*If you’ve answered yes to any of these, contact a local family violence prevention resource or call 1-800-799-7233 (SAFE).

What You Can Do to Help Protect yourself and Your Children

  1. Call 911 if you are in danger or need help.
  2. If you are injured, go to a hospital emergency room or doctor and report what happened to you. Ask that they take photos and document your visit in writing.
  3. Know where you can go for help and tell someone what is happening to you. Have the phone numbers of friends, relatives, and domestic violence programs with you.
  4. Plan with your children and identify a safe place for them; a room with a lock or a neighbor’s house where they can go for help. Reassure hem their job is to stay safe, not to protect you.  
  5. Arrange a signal with a trustworthy neighbor (for example, if the porch light is on during the day, call the police).
  6. Keep any evidence of physical abuse (ripped clothes, photos of bruises and injuries, etc.)
  7. Keep important items with someone you trust:  Spare set of keys; Money; Prescriptions; Birth certificates; Set of clothes; Driver’s License; Immunization records; Passports; Checkbook; Social Security card; Insurance papers; food stamps
  8. Plan the safest time to get away.
  9. Contact a shelter (Safe Haven) to find out about laws and other resources available to help you before you have to use them. A shelter can help you plan ways to protect yourself and your children.

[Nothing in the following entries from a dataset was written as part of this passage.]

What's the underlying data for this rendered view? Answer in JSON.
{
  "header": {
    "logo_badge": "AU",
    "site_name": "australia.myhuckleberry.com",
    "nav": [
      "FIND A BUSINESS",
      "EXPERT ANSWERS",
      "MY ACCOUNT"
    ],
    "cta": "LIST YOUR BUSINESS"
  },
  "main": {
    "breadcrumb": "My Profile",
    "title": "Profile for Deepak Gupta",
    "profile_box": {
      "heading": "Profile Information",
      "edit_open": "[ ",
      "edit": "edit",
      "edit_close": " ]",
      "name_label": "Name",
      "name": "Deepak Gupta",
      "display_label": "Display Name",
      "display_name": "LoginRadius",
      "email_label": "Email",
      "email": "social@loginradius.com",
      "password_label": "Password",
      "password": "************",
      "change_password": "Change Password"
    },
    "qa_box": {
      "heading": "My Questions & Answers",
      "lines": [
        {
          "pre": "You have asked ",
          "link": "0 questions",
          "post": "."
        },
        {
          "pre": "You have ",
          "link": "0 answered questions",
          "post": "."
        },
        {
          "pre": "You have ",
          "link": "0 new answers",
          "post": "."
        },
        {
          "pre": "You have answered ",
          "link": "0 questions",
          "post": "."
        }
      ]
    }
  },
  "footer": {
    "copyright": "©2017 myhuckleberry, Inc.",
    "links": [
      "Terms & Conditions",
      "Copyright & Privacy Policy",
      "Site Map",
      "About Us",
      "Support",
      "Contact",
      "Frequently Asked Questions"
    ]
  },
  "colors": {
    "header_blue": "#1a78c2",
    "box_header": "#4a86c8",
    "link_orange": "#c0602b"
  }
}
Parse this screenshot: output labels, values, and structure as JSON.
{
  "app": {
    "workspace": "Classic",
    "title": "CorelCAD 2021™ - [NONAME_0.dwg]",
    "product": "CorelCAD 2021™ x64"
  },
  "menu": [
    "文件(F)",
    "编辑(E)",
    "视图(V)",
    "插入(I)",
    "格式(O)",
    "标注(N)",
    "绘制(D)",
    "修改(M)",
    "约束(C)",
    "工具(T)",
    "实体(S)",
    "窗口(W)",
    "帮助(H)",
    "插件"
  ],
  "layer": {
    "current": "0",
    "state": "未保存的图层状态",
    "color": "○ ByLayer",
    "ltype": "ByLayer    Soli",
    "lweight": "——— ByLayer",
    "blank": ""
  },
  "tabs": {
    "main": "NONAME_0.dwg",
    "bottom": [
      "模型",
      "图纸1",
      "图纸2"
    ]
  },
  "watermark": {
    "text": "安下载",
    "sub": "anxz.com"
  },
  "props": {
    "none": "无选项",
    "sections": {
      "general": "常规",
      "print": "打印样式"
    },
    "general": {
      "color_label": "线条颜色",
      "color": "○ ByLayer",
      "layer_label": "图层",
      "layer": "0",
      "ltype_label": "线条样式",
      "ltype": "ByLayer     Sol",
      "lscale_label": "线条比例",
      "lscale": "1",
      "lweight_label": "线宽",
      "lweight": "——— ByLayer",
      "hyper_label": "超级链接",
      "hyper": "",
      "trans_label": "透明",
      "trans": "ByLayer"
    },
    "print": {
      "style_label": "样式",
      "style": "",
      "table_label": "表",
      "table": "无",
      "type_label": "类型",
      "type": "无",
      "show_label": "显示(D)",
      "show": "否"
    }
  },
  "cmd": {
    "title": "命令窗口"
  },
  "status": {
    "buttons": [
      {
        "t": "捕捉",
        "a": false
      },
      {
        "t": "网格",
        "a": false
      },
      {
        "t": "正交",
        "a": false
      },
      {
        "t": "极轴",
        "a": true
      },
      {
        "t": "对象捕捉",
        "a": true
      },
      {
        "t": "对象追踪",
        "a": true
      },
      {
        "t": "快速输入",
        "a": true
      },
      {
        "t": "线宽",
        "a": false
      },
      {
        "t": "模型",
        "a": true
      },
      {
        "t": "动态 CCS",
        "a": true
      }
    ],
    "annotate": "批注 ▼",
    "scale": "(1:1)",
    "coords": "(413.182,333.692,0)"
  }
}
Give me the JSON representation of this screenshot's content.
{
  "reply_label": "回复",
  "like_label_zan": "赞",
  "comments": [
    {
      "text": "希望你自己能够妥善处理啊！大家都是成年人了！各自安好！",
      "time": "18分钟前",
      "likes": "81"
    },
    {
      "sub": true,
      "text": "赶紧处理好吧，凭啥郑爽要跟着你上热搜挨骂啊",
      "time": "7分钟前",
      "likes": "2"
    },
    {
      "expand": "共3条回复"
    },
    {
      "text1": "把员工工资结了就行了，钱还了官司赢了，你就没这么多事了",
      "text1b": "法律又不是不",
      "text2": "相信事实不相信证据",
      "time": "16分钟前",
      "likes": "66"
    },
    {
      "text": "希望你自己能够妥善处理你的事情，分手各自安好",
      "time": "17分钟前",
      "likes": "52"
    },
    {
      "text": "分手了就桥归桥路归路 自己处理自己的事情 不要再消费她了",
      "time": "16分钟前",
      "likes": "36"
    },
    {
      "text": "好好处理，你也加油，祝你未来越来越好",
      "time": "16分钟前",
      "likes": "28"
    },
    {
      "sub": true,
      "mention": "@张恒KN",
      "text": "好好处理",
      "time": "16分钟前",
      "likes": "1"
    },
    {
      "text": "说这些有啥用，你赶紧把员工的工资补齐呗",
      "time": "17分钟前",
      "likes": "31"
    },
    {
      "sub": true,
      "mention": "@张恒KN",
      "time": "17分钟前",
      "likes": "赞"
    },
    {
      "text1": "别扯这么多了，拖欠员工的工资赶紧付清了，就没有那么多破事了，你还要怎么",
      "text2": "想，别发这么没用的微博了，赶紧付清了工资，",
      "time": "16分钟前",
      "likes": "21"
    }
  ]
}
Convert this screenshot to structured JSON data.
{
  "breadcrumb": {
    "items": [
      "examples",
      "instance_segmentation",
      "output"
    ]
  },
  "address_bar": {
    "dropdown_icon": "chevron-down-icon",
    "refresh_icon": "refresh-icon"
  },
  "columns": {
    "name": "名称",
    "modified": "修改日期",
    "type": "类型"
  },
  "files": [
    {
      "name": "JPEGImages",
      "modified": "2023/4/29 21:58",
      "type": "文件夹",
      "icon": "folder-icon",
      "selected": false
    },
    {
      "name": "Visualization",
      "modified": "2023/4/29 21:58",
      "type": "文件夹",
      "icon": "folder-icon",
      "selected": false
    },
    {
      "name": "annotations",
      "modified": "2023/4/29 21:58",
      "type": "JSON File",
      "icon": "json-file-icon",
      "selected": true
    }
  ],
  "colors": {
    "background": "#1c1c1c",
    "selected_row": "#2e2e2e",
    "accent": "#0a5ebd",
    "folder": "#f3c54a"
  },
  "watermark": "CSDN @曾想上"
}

Courtesy of the Family Violence Prevention Fund (San Francisco, CA) the U.S. Department of Justice, Lieberman Research Inc., 1996 and the Texas Council on Family Violence (Austin, TX) and Paula Gant Cisneros, Counselor,, 817-689-9347.


The Women’s Center

1723 Hemphill St.

Fort Worth, Texas 76110  817.869.2183

Rape Crisis and Victim Services

Betty Arvin, Attorney

Linda, Secretary

Monica, Hispanic Case Manager